A key trick, is to add thiol side chains to a polymer, which binds the tubes to gold electrodes.
“The results look deceptively simple: a self-assembled transistor with nearly 100% purity and very high electron mobility, but it took ten years to get there,” said the University of Groningen, whose Professor Maria Antonietta Loi designed the polymers.
Carbon nanotubes are not all the same, and have properties ranging from semiconductor to semi-metallic to metallic.
Making them always produces a mix, but only semiconductor tubes can be used to fabricate transistors.
In a solution of mixed tubes, Loi’s polymers are tuned to selectively wrap themselves around specific carbon nanotubes – semiconducting types, for example.
Adding thiols – a type of suphur-containing molecule – then makes the selected polymer attach the nanaotube to the gold.
There is a ‘but’ – the thiols reduce selectivity.
“We had the idea of using polymers with thiol side chains some time ago”, said Loi.
IBM, according to Groningen, also patented the concept.
“But there was a big problem in the IBM work: the polymers with thiols also attached to metallic nanotubes, and included them in the transistors, which ruined them,” said Loi.
Groningen scientists have now worked with IBM Zurich, and the University of Wuppertal, to get a polymer which remains selective while retaining the ability to attach to gold.
With scientists at Wuppertal, Loi reduced the thiol content of the polymers.
“What we have now shown is that this concept of bottom-up assembly works: by using polymers with a low concentration of thiols, we can selectively bring semiconducting nanotubes from a solution onto a circuit,” she said.
The sulphur-gold bond is strong, fixing the nanotubes firmly enough to survive sonication in organic solvents.
To make a transistor, metallic patterns are deposited on a carrier, which is then dipped into a solution of carbon nanotubes.
Careful electrode spacing achieves proper alignment.
“The tubes are some 500nm long, and we placed the electrodes for the transistors at intervals of 300 nanometres. The next transistor is over 500 nanometres away,” said Loi.
Resulting FETs have mobilities up to 24cm2/Vs.
This spacing limits the density of the transistors, but Loi is confident that this could be increased. “It is difficult to predict whether the industry will develop this idea, but we are working on improvements, and this will eventually bring the idea closer to the market,” said Loi.

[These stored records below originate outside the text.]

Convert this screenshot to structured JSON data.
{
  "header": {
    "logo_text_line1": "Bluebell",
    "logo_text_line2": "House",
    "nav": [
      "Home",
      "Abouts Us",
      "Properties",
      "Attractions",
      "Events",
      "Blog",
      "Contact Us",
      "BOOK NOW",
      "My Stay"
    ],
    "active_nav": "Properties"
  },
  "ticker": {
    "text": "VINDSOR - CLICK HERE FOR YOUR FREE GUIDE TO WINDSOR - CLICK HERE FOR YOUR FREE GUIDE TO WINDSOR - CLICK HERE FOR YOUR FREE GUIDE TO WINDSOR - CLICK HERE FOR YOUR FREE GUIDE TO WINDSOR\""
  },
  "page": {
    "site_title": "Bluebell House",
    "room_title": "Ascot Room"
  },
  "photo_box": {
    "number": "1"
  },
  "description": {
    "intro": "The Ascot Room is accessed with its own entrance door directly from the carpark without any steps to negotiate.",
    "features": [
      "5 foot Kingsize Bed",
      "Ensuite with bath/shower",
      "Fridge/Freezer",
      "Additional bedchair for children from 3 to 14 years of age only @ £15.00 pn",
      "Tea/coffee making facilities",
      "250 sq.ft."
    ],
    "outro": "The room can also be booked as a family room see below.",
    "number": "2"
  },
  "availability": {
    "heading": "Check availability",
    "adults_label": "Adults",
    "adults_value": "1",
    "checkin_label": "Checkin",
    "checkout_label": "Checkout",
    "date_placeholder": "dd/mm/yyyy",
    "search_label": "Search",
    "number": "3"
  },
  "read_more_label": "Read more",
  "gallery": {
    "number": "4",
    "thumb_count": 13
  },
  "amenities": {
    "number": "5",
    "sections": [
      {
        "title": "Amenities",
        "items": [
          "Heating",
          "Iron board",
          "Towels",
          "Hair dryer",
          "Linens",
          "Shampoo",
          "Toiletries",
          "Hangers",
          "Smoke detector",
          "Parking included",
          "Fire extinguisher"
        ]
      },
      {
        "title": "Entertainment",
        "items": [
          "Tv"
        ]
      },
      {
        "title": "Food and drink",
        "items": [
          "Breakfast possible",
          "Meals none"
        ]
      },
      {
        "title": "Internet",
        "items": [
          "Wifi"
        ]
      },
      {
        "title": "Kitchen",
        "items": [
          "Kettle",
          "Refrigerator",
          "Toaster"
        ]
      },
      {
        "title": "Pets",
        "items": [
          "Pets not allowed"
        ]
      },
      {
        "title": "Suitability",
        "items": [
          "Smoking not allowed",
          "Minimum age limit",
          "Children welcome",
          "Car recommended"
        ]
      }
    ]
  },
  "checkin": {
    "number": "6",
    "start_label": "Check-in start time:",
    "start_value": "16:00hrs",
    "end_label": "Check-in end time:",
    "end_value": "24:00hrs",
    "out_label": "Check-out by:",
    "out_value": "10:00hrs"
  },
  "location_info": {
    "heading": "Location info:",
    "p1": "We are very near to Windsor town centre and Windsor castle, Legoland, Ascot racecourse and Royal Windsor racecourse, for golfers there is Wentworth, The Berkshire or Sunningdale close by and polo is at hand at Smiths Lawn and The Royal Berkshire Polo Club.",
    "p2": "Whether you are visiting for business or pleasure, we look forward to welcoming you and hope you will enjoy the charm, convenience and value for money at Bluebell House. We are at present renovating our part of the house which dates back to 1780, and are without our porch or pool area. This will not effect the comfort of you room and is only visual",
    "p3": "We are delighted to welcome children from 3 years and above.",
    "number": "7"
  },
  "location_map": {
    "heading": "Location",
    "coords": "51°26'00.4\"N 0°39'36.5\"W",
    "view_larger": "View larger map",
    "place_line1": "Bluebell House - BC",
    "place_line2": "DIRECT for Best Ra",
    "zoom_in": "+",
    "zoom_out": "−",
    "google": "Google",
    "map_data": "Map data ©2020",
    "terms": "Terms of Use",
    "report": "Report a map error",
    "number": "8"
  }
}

‘On-chip chemical self-assembly of semiconducting single-walled carbon nanotubes (SWNTs): towards robust and scale invariant SWNTs transistors‘ is published in Advanced Materials.